Exercise instructions –
Within the records that follow, count the lines containing the string "label". Reply only with the count.

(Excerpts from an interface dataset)
○ ○ ○

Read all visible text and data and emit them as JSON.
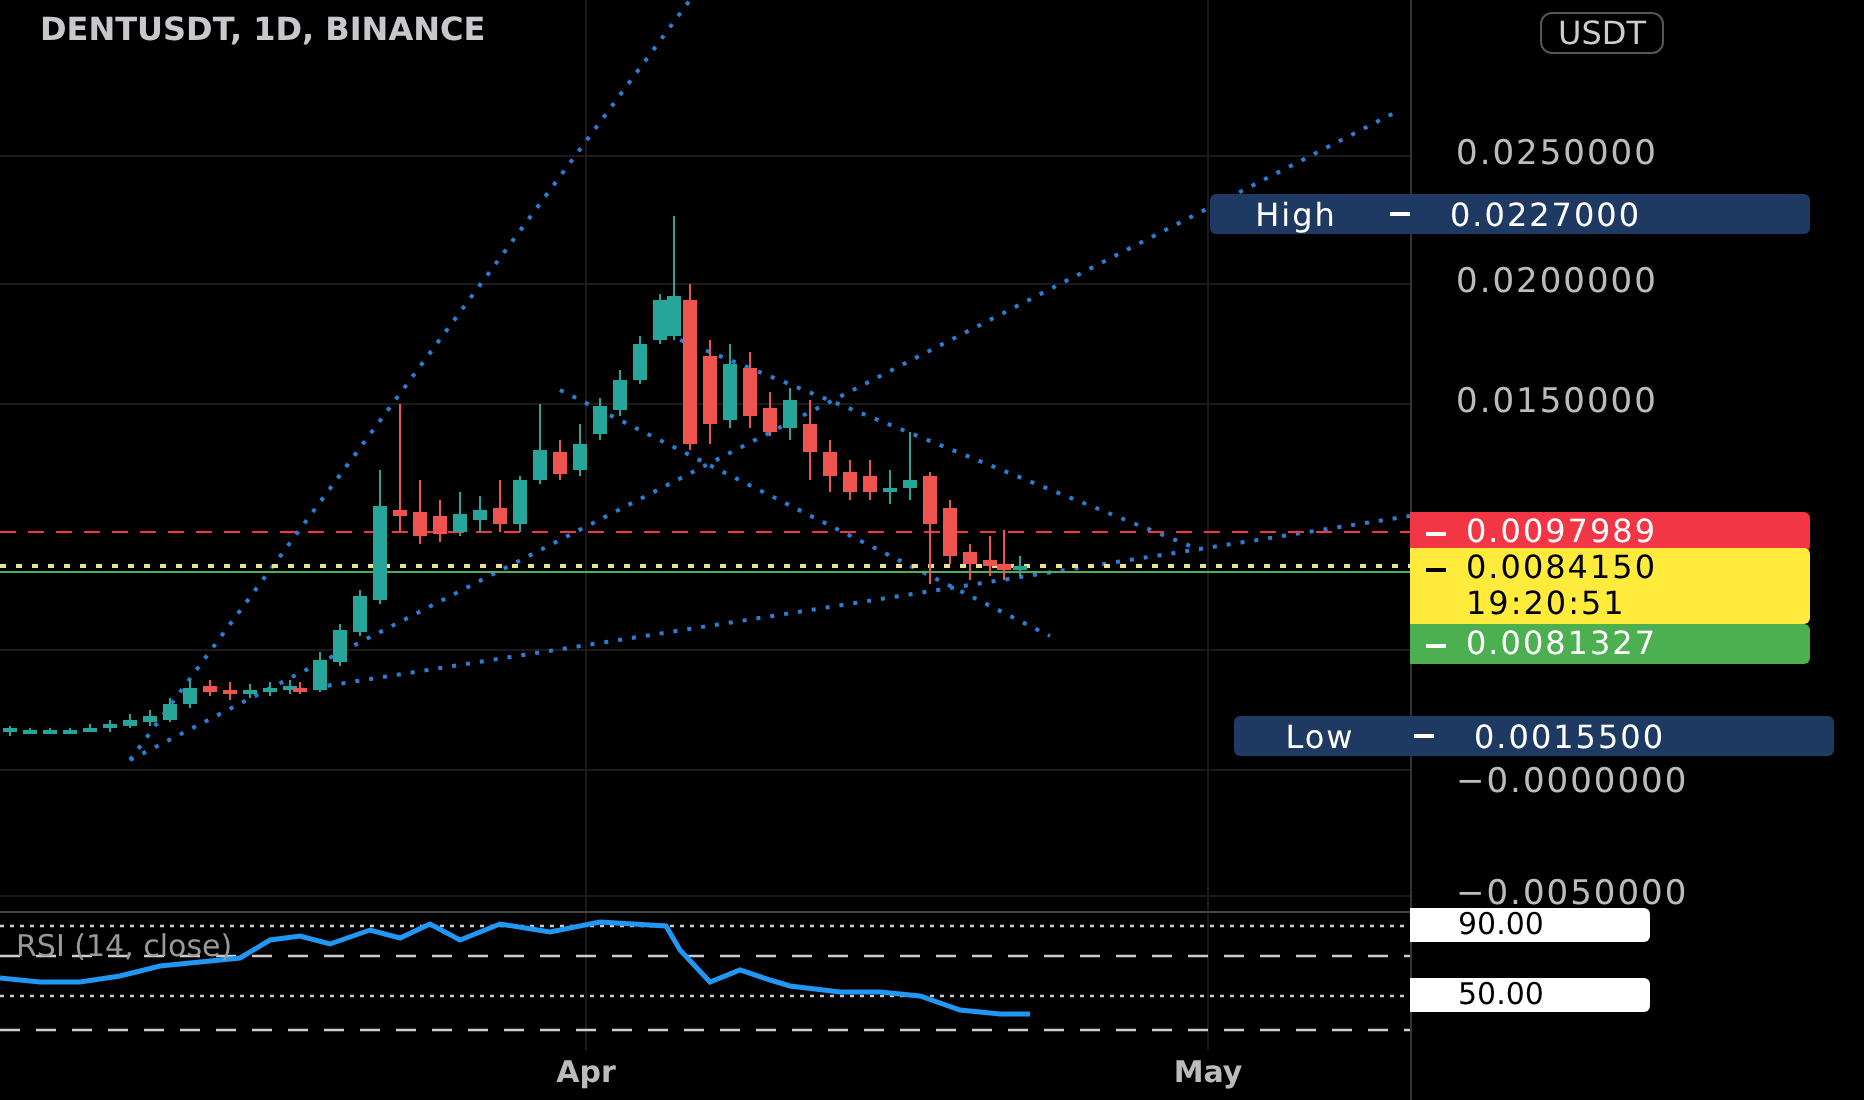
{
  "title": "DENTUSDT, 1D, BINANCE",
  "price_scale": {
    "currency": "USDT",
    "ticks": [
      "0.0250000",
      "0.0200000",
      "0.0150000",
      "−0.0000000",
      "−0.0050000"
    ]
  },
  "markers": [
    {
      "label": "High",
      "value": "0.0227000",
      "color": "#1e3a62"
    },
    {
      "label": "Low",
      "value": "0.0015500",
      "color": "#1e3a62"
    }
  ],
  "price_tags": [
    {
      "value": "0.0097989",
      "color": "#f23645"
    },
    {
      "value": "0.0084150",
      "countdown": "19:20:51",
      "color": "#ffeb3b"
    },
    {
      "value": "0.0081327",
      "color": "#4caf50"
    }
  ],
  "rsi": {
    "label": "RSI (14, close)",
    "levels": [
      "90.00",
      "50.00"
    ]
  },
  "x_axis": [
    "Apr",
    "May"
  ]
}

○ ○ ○

Your response –
3